━━━ Data shown

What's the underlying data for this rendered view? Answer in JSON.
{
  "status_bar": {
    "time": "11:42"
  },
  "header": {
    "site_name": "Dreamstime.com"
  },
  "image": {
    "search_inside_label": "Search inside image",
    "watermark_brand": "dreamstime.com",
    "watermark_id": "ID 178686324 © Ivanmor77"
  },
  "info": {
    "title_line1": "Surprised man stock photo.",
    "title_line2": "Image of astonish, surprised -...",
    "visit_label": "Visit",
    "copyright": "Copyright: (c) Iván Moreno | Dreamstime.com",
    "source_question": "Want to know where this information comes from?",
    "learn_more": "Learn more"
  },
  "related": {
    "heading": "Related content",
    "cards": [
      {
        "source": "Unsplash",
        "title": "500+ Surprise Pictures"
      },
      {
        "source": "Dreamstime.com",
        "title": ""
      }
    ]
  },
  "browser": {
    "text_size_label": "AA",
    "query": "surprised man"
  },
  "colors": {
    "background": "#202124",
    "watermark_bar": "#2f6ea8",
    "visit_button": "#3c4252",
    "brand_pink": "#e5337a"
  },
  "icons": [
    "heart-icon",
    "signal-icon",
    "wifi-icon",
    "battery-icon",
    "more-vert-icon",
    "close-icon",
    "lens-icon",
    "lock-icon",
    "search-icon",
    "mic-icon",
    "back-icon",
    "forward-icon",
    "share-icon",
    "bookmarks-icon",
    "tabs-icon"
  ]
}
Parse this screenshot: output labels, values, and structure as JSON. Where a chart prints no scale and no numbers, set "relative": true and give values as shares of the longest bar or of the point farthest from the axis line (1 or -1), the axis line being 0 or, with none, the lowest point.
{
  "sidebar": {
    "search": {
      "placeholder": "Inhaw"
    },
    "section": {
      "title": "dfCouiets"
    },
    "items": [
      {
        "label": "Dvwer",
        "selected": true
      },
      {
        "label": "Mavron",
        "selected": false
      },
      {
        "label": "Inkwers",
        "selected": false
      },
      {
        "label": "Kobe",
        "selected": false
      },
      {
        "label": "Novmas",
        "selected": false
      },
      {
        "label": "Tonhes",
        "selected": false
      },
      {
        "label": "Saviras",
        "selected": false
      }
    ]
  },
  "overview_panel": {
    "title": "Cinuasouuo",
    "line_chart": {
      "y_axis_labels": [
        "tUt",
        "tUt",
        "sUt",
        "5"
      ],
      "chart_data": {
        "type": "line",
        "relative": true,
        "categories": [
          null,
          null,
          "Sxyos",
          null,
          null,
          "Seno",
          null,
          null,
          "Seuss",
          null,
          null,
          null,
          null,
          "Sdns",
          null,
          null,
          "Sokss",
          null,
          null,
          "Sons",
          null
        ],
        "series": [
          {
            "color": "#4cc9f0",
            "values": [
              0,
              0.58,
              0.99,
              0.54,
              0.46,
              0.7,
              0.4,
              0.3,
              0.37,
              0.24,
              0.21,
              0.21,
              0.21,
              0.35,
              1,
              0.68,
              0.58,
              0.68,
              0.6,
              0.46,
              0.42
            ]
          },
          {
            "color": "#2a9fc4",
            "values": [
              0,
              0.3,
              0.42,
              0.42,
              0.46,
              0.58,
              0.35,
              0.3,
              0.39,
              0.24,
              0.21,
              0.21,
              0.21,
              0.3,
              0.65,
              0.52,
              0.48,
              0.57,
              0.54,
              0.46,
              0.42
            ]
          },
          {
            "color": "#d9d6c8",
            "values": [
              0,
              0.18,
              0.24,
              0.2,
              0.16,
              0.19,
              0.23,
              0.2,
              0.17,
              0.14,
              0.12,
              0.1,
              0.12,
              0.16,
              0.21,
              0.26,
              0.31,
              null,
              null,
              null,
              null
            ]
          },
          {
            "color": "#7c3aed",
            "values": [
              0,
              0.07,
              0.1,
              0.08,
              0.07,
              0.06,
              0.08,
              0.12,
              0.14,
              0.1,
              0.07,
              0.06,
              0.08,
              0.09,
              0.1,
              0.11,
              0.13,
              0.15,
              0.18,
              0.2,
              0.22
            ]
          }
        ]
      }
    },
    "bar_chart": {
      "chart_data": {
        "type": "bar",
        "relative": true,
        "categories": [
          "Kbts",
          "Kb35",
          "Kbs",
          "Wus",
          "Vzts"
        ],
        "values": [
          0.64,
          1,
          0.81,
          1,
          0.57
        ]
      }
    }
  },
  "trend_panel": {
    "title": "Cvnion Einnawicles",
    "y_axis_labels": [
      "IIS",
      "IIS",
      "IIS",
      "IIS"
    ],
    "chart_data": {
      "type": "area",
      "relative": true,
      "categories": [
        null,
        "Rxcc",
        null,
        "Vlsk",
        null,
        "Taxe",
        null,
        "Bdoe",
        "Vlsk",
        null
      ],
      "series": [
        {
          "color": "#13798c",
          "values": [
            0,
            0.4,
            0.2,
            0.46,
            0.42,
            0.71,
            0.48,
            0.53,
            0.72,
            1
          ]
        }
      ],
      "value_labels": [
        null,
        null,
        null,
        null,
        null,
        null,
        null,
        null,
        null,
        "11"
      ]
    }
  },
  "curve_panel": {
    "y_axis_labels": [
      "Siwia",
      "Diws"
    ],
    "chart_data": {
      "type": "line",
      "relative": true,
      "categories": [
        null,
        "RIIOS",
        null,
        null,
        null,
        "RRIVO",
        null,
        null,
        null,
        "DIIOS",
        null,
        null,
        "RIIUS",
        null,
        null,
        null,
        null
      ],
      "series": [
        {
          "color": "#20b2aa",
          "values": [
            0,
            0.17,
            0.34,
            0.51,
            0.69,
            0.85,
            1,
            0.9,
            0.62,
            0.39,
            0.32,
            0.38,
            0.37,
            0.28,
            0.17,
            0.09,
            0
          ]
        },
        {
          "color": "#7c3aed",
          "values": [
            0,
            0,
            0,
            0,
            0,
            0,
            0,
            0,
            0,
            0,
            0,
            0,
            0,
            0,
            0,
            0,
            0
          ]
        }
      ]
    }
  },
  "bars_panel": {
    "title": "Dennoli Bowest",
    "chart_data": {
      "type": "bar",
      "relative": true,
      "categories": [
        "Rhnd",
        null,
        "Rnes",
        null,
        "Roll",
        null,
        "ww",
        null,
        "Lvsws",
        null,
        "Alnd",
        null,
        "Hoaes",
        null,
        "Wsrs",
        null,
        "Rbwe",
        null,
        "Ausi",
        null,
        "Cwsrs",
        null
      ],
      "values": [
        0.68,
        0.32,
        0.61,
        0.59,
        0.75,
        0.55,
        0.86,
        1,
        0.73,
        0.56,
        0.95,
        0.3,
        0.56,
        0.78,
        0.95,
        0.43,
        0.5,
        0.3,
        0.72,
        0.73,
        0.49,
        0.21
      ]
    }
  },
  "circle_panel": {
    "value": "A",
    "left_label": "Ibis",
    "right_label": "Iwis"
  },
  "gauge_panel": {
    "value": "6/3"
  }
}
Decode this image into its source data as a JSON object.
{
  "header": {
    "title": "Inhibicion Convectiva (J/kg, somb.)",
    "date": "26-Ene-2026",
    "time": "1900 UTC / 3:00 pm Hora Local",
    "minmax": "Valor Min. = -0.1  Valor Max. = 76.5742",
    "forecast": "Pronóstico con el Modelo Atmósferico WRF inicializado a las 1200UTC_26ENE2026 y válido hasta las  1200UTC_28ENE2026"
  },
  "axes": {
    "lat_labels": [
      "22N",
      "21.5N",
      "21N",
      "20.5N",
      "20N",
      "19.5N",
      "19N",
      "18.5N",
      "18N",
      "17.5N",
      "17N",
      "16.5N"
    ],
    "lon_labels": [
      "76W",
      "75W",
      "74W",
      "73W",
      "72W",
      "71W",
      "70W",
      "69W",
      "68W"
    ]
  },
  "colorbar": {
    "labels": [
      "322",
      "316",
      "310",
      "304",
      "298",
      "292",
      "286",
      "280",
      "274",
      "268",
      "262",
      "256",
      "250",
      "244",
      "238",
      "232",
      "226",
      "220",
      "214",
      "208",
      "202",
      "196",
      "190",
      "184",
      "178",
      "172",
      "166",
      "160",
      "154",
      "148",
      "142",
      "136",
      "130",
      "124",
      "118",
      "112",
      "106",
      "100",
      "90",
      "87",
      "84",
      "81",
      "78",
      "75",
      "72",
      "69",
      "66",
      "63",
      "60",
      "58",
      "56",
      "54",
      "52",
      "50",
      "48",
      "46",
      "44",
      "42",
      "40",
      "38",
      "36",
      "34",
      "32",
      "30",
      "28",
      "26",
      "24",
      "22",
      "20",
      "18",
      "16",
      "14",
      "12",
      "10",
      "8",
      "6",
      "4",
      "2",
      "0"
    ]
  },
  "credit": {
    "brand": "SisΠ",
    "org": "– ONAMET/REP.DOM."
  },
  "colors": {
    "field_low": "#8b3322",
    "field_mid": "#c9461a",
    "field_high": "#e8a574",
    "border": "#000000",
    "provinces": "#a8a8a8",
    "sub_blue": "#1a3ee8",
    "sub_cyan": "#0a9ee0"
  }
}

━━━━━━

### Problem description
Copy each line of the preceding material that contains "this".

### Written response
What's the underlying data for this rendered view? Answer in JSON.
    "source_question": "Want to know where this information comes from?",
Parse this screenshot: output labels, values, and structure as JSON. Where a chart prints no scale and no numbers, set "relative": true and give values as shares of the longest bar or of the point farthest from the axis line (1 or -1), the axis line being 0 or, with none, the lowest point.
Decode this image into its source data as a JSON object.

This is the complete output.